§ Task prompt: Once you have checked each line below for the word "selected", give the number of lines that have it and nothing further.

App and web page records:
________________________________________

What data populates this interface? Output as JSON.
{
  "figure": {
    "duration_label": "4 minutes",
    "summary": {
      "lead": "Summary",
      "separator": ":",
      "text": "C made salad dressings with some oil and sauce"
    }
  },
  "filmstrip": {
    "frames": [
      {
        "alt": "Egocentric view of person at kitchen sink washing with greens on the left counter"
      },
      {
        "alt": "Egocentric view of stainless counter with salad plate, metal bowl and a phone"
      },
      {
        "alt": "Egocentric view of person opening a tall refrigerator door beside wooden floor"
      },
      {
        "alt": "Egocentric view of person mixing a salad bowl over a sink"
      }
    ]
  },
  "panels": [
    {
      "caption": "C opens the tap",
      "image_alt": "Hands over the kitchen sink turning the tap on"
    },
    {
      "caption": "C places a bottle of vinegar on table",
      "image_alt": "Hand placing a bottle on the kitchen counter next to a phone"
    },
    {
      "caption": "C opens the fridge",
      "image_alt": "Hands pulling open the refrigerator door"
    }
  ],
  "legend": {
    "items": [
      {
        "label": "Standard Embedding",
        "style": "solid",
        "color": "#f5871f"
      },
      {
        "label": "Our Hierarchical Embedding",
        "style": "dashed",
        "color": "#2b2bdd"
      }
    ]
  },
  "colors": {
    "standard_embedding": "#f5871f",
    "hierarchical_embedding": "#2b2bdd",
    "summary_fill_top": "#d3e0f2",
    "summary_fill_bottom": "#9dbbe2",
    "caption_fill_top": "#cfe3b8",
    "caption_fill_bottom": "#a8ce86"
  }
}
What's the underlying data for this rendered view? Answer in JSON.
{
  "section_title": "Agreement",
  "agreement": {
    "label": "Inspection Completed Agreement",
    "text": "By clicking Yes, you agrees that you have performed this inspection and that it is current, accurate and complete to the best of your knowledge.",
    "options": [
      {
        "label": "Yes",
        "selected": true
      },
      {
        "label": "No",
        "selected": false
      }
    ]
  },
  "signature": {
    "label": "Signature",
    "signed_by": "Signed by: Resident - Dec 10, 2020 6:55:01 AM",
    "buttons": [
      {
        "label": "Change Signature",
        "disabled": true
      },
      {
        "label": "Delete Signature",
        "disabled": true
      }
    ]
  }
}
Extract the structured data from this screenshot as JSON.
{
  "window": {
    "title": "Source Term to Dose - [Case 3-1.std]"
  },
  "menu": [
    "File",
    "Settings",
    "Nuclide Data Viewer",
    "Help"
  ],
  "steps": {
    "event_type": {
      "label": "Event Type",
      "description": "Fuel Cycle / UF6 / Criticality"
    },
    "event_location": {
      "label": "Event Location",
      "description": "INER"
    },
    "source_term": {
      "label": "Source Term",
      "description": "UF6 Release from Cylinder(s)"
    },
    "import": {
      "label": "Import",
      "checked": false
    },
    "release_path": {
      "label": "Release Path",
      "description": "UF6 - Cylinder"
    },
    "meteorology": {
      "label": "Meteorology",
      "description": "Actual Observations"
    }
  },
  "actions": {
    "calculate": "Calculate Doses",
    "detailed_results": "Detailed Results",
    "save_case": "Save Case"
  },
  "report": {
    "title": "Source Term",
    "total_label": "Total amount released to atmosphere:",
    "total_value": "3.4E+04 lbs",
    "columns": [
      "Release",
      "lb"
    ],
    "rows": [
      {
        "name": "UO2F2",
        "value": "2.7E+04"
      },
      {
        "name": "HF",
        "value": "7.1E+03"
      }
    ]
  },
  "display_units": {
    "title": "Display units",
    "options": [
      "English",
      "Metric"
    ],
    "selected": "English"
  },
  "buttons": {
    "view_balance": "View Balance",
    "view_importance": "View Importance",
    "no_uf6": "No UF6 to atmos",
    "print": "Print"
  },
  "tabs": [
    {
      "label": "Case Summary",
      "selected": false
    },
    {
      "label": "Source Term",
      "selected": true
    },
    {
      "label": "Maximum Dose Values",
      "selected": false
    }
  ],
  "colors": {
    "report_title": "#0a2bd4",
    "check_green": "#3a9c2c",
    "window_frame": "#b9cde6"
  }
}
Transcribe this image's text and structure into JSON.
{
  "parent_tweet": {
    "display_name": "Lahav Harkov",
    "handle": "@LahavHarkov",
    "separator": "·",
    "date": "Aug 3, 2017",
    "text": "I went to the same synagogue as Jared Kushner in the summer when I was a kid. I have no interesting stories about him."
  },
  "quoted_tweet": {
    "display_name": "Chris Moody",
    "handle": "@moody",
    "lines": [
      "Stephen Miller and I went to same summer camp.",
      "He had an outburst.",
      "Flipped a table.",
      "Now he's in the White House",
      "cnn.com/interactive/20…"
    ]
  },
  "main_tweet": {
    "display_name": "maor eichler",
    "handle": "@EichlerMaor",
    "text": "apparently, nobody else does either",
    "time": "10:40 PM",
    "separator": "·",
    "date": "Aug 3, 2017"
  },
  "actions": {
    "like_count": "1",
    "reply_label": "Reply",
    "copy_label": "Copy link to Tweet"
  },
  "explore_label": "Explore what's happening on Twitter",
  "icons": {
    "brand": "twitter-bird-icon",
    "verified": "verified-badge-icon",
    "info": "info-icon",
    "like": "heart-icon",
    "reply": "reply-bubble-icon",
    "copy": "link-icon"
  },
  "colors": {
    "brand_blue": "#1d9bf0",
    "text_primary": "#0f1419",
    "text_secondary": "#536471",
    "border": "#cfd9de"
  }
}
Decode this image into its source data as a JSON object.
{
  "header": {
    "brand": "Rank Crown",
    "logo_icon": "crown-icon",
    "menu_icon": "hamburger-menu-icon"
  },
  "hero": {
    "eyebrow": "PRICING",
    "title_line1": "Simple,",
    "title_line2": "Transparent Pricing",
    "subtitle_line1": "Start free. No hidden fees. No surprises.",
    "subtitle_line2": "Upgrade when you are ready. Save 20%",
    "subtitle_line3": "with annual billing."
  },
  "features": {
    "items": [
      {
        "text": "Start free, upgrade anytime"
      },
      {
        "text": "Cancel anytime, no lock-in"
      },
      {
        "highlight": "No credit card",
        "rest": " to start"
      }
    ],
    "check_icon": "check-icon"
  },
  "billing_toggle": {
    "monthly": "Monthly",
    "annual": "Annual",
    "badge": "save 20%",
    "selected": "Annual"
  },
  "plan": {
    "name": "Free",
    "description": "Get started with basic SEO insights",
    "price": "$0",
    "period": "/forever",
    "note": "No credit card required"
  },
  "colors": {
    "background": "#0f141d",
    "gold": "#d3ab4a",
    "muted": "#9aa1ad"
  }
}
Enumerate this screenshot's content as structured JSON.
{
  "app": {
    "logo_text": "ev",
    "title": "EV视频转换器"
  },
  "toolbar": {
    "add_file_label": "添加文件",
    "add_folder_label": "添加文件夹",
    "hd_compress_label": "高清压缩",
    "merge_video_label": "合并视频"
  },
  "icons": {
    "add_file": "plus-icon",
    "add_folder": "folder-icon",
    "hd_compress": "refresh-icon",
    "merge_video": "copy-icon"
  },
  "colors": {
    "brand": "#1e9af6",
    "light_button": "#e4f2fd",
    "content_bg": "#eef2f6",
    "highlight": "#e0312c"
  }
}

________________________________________

§ Answer to this problem: 7